The first thing you notice about Paul Bittner is the mustache.
Curled upward on each end like Rollie FIngers' famous 'stache, the "muzzy" has helped Bittner become a fan favorite with the Cleveland Monsters of the AHL.
"There's no product in here. You might want to write that down," Bittner said with a mock seriousness after a recent Monsters game.
"A lot of my teammates the past two years don't know me without a mustache," he added. "They all see me as a mustache guy. They don't really know what I look like without it. It would be almost weird for some of the guys in the locker room to see me without it."
Another thing Bittner is becoming known for is his play with the Monsters, the Blue Jackets' top minor league affiliate. In 30 games this year - he's missed a handful of games with injury, a constant theme in life for the 2015 second-round pick of the Jackets - he has five goals and 15 assists for 20 points while posting a plus-8 rating, best among Monsters forwards.
And most importantly, he's having fun. The mustache is a big part of that, as is the laugh that comes easily when talking to Bittner.
For Bittner, fun and improved play seem to go hand-in-hand.
"This year more than most, I know all these guys in the locker room now, and (John Madden) being my coach the last three years, it's a very comfortable feeling here," Bittner said. "You start to enjoy it. ... (Assistant coach Steve McCarthy) even tells me, 'Bitts, just have fun out there. You play your best game when you're having fun.'"
But the reality is hockey hasn't always been fun for Bittner. Two seasons ago, he made the choice to step away from the team midway through his first full professional season. It was a disaster of a campaign, with zero goals, just three assists in an injury-plagued 31 games, and dealing with all that while trying to live up to his early draft choice after a standout career with the Portland Winterhawks of the WHL - where he played with Seth Jones and Oliver Bjorkstrand - was a lot to bear.
Bittner needed to find himself again and did during his sabbatical.

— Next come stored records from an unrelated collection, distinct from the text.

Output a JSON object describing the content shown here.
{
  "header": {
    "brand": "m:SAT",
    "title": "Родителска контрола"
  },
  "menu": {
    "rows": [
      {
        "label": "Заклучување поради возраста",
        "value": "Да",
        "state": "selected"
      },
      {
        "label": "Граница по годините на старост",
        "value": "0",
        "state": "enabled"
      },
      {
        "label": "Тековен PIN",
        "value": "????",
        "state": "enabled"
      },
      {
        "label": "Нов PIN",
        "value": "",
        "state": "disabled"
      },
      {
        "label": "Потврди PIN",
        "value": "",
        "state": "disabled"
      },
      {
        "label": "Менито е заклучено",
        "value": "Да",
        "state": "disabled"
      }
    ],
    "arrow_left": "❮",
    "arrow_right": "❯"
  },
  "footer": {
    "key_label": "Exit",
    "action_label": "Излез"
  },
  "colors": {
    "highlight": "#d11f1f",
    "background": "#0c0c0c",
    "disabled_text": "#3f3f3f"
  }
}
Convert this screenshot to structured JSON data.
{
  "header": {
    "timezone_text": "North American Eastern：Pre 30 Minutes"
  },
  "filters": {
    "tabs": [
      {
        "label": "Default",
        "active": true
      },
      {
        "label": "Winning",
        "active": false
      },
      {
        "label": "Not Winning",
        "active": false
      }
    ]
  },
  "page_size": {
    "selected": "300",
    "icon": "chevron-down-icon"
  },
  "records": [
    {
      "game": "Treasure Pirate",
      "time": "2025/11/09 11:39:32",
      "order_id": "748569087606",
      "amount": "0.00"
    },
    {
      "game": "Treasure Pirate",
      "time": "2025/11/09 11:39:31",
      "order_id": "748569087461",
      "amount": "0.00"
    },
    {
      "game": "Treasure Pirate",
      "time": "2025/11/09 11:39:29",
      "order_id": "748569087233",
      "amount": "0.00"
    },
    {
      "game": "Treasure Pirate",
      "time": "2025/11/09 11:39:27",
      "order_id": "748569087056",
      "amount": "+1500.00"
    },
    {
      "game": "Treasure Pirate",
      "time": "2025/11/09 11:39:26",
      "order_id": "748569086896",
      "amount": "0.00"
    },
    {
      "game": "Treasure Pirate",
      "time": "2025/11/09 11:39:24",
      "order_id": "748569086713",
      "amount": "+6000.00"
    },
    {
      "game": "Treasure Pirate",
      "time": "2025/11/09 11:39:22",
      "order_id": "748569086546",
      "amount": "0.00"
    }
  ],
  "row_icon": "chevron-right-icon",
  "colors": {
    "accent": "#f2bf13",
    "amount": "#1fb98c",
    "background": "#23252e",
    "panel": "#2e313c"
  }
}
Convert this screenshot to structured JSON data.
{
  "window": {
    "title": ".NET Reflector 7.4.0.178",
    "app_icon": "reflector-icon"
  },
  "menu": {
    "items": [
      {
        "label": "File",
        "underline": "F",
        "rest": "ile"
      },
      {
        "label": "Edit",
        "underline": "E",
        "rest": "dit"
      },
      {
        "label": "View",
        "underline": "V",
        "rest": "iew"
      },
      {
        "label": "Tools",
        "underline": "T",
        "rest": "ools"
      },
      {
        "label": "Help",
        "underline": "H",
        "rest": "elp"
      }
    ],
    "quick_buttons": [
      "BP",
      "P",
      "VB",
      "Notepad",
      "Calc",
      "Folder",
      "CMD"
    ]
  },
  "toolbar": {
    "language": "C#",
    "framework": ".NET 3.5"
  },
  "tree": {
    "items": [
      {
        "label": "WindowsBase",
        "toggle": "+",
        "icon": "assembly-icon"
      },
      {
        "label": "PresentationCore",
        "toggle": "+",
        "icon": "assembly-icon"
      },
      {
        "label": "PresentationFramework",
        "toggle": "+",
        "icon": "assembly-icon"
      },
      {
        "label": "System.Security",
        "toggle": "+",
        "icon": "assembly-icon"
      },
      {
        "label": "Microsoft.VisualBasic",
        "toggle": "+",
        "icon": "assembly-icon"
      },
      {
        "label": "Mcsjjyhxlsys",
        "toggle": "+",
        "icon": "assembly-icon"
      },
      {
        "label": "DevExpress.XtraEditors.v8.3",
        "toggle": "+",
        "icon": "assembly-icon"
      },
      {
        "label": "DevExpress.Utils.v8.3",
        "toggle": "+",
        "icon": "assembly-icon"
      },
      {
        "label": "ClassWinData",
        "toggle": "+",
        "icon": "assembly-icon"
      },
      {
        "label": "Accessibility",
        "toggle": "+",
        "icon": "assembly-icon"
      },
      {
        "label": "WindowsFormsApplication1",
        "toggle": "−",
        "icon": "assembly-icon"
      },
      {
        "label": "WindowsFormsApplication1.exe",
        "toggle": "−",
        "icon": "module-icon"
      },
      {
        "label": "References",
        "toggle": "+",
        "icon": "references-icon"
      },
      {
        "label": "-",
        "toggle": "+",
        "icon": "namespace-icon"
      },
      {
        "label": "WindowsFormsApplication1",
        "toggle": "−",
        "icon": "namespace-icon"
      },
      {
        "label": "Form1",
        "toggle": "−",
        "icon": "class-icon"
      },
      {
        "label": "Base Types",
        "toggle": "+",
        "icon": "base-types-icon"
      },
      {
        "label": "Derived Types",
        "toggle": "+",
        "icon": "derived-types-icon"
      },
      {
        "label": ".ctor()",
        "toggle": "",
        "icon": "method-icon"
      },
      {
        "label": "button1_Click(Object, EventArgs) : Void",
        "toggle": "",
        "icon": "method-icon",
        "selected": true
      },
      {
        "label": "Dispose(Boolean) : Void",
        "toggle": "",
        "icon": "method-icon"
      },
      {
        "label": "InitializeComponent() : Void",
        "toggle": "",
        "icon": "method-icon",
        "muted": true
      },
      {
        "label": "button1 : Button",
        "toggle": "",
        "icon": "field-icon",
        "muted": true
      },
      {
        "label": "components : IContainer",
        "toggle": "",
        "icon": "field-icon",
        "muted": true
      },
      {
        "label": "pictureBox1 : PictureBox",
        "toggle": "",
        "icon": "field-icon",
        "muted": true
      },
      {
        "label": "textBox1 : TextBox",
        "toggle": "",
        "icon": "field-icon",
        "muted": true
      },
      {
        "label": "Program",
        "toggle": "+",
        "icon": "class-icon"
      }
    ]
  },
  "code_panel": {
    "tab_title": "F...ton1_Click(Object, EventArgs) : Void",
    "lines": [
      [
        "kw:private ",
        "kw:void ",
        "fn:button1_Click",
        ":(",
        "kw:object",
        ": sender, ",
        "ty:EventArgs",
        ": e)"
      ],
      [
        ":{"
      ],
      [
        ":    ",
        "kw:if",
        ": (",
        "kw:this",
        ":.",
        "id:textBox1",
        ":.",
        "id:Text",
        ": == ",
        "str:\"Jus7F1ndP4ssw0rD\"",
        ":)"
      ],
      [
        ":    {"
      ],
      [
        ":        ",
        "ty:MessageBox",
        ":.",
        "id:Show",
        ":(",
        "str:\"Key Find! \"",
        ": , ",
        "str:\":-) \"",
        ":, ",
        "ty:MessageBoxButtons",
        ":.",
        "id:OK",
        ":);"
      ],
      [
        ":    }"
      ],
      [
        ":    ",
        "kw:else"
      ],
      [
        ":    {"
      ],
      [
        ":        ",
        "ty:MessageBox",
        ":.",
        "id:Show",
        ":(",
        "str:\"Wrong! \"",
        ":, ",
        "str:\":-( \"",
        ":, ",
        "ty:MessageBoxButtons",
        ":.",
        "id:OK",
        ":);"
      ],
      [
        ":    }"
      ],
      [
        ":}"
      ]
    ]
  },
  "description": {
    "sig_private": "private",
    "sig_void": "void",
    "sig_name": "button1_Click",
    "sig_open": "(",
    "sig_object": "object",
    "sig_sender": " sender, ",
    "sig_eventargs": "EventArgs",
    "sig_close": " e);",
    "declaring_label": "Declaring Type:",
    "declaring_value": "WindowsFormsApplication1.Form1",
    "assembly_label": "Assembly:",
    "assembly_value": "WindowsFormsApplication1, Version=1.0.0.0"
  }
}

Being away from the daily rigors of pro hockey reminded him of the days of skating on the rink in his backyard with his dad, and the drive to play that game every day returned.
"My first year with stepping away from the game a bit, I didn't really know if I wanted to play hockey," he said. "It took myself being away, and I knew this is what I want to do, and I'm getting the opportunity to show what I can do this season."
Bittner was back with the Monsters a year ago and had nine goals and 18 points in 52 games while dealing with a broken finger. Again, injuries have been a common theme - he missed most of his final junior season of 2015-16 with hip surgery, he had a sports hernia and a concussion his first pro season, and even this year he was out about a month with a torn ligament in his knee.
In past years, those setbacks might frustrate Bittner. Now 22, the winger has a bit more perspective.
"He's made huge strides," Blue Jackets development coach Chris Clark said. "When you're dealing with young athletes, the trajectory where they want to be - everybody thinks it's a straight line. 'I'll play this year here, next year there, and I'll be in the NHL at some point.' That happens with very, very few guys.
"There's always ups and downs, but to his credit this year, he's had some injuries, but he's made strides each year. He's been getting better and better."
Bittner said his improved play this year is a big credit to his offseason conditioning program. He checks in at 6-foot-3, 211 pounds, so size is an asset, but Bittner knows his skating in tight spaces has to keep getting better and better for him to make the next step.
"I'm a power forward," the Minnesota native said. "I'm a below the top of the circles kind of guy. I'm not going to be a Sonny Milano, dipsy-doodling at the blue lines, swinging all the way around the zone. I'm a meat and potatoes guy, Midwestern boy - get it down deep, grind it low and use my body and my size to get to the net and be a presence."
For Clark, the biggest thing missing from Bittner's game is consistency, that thing coaches praise and the ability that separates longtime NHL players from those who come up just short.
"He has so many tools," Clark said. "He's big, he has an unbelievable shot, he's one of the fastest guys on the ice. It's one of those things of putting all of his attributes together game in and game out. He can show it certain shifts and certain games. You say, 'Wow, he's really close,' and the other times it goes the other way.
"That's probably the hardest thing you can do. He has so many great attributes to his game. It's just putting them all together."